__YOUR TASK__: What follows is a set of records. Repeat every one of them exactly.

--- GIVEN RECORDS Enclosed Below ---

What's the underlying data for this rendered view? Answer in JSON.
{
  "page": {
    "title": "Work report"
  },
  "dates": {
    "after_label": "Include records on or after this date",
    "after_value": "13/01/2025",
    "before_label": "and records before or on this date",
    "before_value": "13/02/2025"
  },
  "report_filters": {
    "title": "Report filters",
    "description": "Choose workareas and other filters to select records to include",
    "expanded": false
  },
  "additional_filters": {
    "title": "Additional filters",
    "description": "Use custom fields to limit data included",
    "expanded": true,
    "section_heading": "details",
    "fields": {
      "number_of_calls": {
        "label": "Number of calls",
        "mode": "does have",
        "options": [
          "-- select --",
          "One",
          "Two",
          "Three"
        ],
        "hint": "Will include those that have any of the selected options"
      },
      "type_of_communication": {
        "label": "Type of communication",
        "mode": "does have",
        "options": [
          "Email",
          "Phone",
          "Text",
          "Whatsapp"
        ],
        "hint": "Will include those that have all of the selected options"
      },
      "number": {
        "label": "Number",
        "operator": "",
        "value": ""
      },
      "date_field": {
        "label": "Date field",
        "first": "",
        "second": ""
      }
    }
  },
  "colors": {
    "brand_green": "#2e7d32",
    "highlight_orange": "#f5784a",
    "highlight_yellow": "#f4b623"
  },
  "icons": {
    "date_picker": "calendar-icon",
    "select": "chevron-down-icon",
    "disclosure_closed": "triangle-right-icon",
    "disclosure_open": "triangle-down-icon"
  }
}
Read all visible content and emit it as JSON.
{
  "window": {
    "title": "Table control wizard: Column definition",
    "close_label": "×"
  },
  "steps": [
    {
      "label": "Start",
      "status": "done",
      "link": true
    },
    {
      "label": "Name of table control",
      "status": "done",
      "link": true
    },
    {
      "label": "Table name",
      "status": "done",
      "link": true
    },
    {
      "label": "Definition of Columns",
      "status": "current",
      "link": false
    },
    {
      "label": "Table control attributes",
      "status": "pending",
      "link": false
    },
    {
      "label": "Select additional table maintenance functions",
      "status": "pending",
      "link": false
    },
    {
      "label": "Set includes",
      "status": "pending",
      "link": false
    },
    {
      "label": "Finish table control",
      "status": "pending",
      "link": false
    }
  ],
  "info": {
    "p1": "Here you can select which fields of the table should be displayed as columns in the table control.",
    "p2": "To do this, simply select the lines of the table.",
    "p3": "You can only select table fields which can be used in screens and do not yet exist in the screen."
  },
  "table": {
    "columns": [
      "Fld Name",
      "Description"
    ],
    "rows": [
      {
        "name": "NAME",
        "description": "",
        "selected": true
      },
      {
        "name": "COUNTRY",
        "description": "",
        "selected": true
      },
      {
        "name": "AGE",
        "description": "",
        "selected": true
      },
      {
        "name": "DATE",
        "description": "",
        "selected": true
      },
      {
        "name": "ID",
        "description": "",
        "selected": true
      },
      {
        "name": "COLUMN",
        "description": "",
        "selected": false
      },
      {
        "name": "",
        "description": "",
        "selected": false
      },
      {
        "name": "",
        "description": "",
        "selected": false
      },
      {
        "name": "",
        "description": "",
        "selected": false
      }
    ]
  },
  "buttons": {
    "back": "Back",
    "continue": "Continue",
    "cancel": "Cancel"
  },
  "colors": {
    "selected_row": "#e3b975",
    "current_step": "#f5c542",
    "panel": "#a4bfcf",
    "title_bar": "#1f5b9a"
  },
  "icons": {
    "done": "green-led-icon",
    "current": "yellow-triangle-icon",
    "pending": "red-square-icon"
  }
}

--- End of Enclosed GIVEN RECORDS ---

__WRITTEN SOLUTION__:
What's the underlying data for this rendered view? Answer in JSON.
{
  "page": {
    "title": "Work report"
  },
  "dates": {
    "after_label": "Include records on or after this date",
    "after_value": "13/01/2025",
    "before_label": "and records before or on this date",
    "before_value": "13/02/2025"
  },
  "report_filters": {
    "title": "Report filters",
    "description": "Choose workareas and other filters to select records to include",
    "expanded": false
  },
  "additional_filters": {
    "title": "Additional filters",
    "description": "Use custom fields to limit data included",
    "expanded": true,
    "section_heading": "details",
    "fields": {
      "number_of_calls": {
        "label": "Number of calls",
        "mode": "does have",
        "options": [
          "-- select --",
          "One",
          "Two",
          "Three"
        ],
        "hint": "Will include those that have any of the selected options"
      },
      "type_of_communication": {
        "label": "Type of communication",
        "mode": "does have",
        "options": [
          "Email",
          "Phone",
          "Text",
          "Whatsapp"
        ],
        "hint": "Will include those that have all of the selected options"
      },
      "number": {
        "label": "Number",
        "operator": "",
        "value": ""
      },
      "date_field": {
        "label": "Date field",
        "first": "",
        "second": ""
      }
    }
  },
  "colors": {
    "brand_green": "#2e7d32",
    "highlight_orange": "#f5784a",
    "highlight_yellow": "#f4b623"
  },
  "icons": {
    "date_picker": "calendar-icon",
    "select": "chevron-down-icon",
    "disclosure_closed": "triangle-right-icon",
    "disclosure_open": "triangle-down-icon"
  }
}
Read all visible content and emit it as JSON.
{
  "window": {
    "title": "Table control wizard: Column definition",
    "close_label": "×"
  },
  "steps": [
    {
      "label": "Start",
      "status": "done",
      "link": true
    },
    {
      "label": "Name of table control",
      "status": "done",
      "link": true
    },
    {
      "label": "Table name",
      "status": "done",
      "link": true
    },
    {
      "label": "Definition of Columns",
      "status": "current",
      "link": false
    },
    {
      "label": "Table control attributes",
      "status": "pending",
      "link": false
    },
    {
      "label": "Select additional table maintenance functions",
      "status": "pending",
      "link": false
    },
    {
      "label": "Set includes",
      "status": "pending",
      "link": false
    },
    {
      "label": "Finish table control",
      "status": "pending",
      "link": false
    }
  ],
  "info": {
    "p1": "Here you can select which fields of the table should be displayed as columns in the table control.",
    "p2": "To do this, simply select the lines of the table.",
    "p3": "You can only select table fields which can be used in screens and do not yet exist in the screen."
  },
  "table": {
    "columns": [
      "Fld Name",
      "Description"
    ],
    "rows": [
      {
        "name": "NAME",
        "description": "",
        "selected": true
      },
      {
        "name": "COUNTRY",
        "description": "",
        "selected": true
      },
      {
        "name": "AGE",
        "description": "",
        "selected": true
      },
      {
        "name": "DATE",
        "description": "",
        "selected": true
      },
      {
        "name": "ID",
        "description": "",
        "selected": true
      },
      {
        "name": "COLUMN",
        "description": "",
        "selected": false
      },
      {
        "name": "",
        "description": "",
        "selected": false
      },
      {
        "name": "",
        "description": "",
        "selected": false
      },
      {
        "name": "",
        "description": "",
        "selected": false
      }
    ]
  },
  "buttons": {
    "back": "Back",
    "continue": "Continue",
    "cancel": "Cancel"
  },
  "colors": {
    "selected_row": "#e3b975",
    "current_step": "#f5c542",
    "panel": "#a4bfcf",
    "title_bar": "#1f5b9a"
  },
  "icons": {
    "done": "green-led-icon",
    "current": "yellow-triangle-icon",
    "pending": "red-square-icon"
  }
}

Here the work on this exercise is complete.